TASK DIRECTIONS
Give all the lines below again, exactly, with no pictures.
DATA TO EXAMINE Block Start
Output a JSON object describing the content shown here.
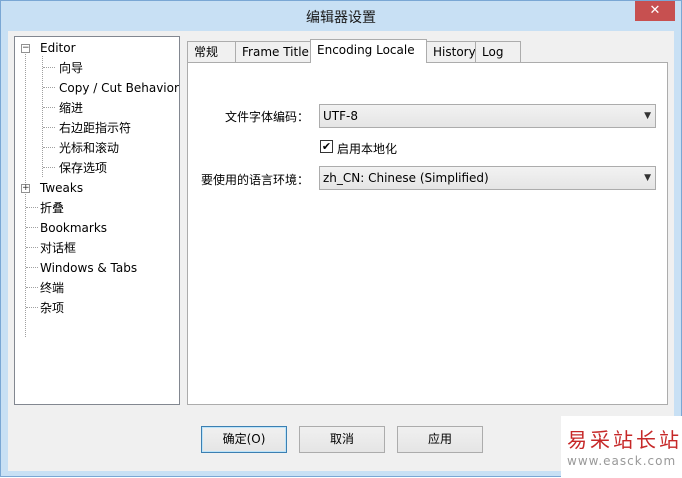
{
  "window": {
    "title": "编辑器设置",
    "close_glyph": "✕"
  },
  "tree": {
    "items": [
      {
        "label": "Editor",
        "level": 0,
        "expander": "−"
      },
      {
        "label": "向导",
        "level": 1
      },
      {
        "label": "Copy / Cut Behavior",
        "level": 1
      },
      {
        "label": "缩进",
        "level": 1
      },
      {
        "label": "右边距指示符",
        "level": 1
      },
      {
        "label": "光标和滚动",
        "level": 1
      },
      {
        "label": "保存选项",
        "level": 1
      },
      {
        "label": "Tweaks",
        "level": 0,
        "expander": "+"
      },
      {
        "label": "折叠",
        "level": 0
      },
      {
        "label": "Bookmarks",
        "level": 0
      },
      {
        "label": "对话框",
        "level": 0
      },
      {
        "label": "Windows & Tabs",
        "level": 0
      },
      {
        "label": "终端",
        "level": 0
      },
      {
        "label": "杂项",
        "level": 0,
        "selected": true
      }
    ]
  },
  "tabs": [
    {
      "label": "常规"
    },
    {
      "label": "Frame Title"
    },
    {
      "label": "Encoding  Locale",
      "active": true
    },
    {
      "label": "History"
    },
    {
      "label": "Log"
    }
  ],
  "locale_panel": {
    "encoding_label": "文件字体编码：",
    "encoding_value": "UTF-8",
    "enable_localization_label": "启用本地化",
    "enable_localization_checked": true,
    "check_glyph": "✔",
    "language_label": "要使用的语言环境：",
    "language_value": "zh_CN: Chinese (Simplified)",
    "dropdown_glyph": "▼"
  },
  "buttons": {
    "ok": "确定(O)",
    "cancel": "取消",
    "apply": "应用"
  },
  "watermark": {
    "line1": "易采站长站",
    "line2": "www.easck.com"
  }
}
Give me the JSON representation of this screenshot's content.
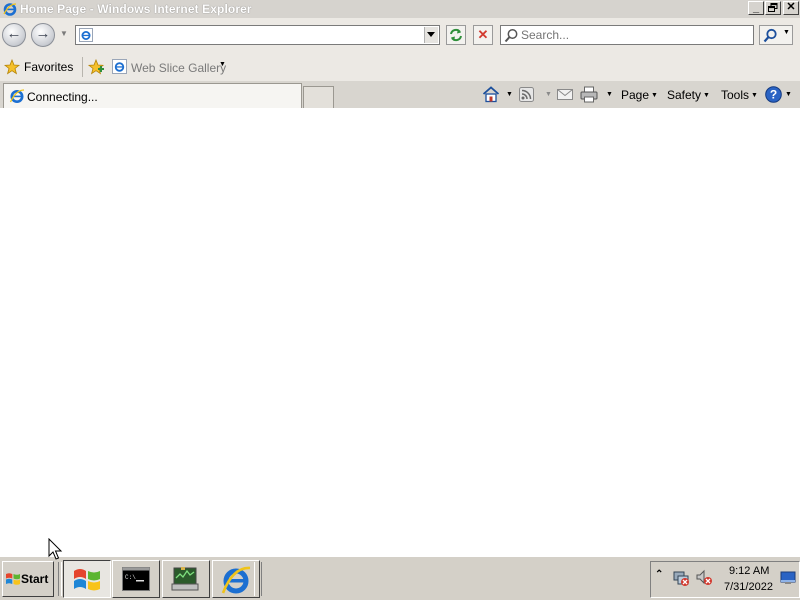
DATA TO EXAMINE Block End
ANSWER TO THIS EXERCISE
Output a JSON object describing the content shown here.
{
  "window": {
    "title": "编辑器设置",
    "close_glyph": "✕"
  },
  "tree": {
    "items": [
      {
        "label": "Editor",
        "level": 0,
        "expander": "−"
      },
      {
        "label": "向导",
        "level": 1
      },
      {
        "label": "Copy / Cut Behavior",
        "level": 1
      },
      {
        "label": "缩进",
        "level": 1
      },
      {
        "label": "右边距指示符",
        "level": 1
      },
      {
        "label": "光标和滚动",
        "level": 1
      },
      {
        "label": "保存选项",
        "level": 1
      },
      {
        "label": "Tweaks",
        "level": 0,
        "expander": "+"
      },
      {
        "label": "折叠",
        "level": 0
      },
      {
        "label": "Bookmarks",
        "level": 0
      },
      {
        "label": "对话框",
        "level": 0
      },
      {
        "label": "Windows & Tabs",
        "level": 0
      },
      {
        "label": "终端",
        "level": 0
      },
      {
        "label": "杂项",
        "level": 0,
        "selected": true
      }
    ]
  },
  "tabs": [
    {
      "label": "常规"
    },
    {
      "label": "Frame Title"
    },
    {
      "label": "Encoding  Locale",
      "active": true
    },
    {
      "label": "History"
    },
    {
      "label": "Log"
    }
  ],
  "locale_panel": {
    "encoding_label": "文件字体编码：",
    "encoding_value": "UTF-8",
    "enable_localization_label": "启用本地化",
    "enable_localization_checked": true,
    "check_glyph": "✔",
    "language_label": "要使用的语言环境：",
    "language_value": "zh_CN: Chinese (Simplified)",
    "dropdown_glyph": "▼"
  },
  "buttons": {
    "ok": "确定(O)",
    "cancel": "取消",
    "apply": "应用"
  },
  "watermark": {
    "line1": "易采站长站",
    "line2": "www.easck.com"
  }
}
Give me the JSON representation of this screenshot's content.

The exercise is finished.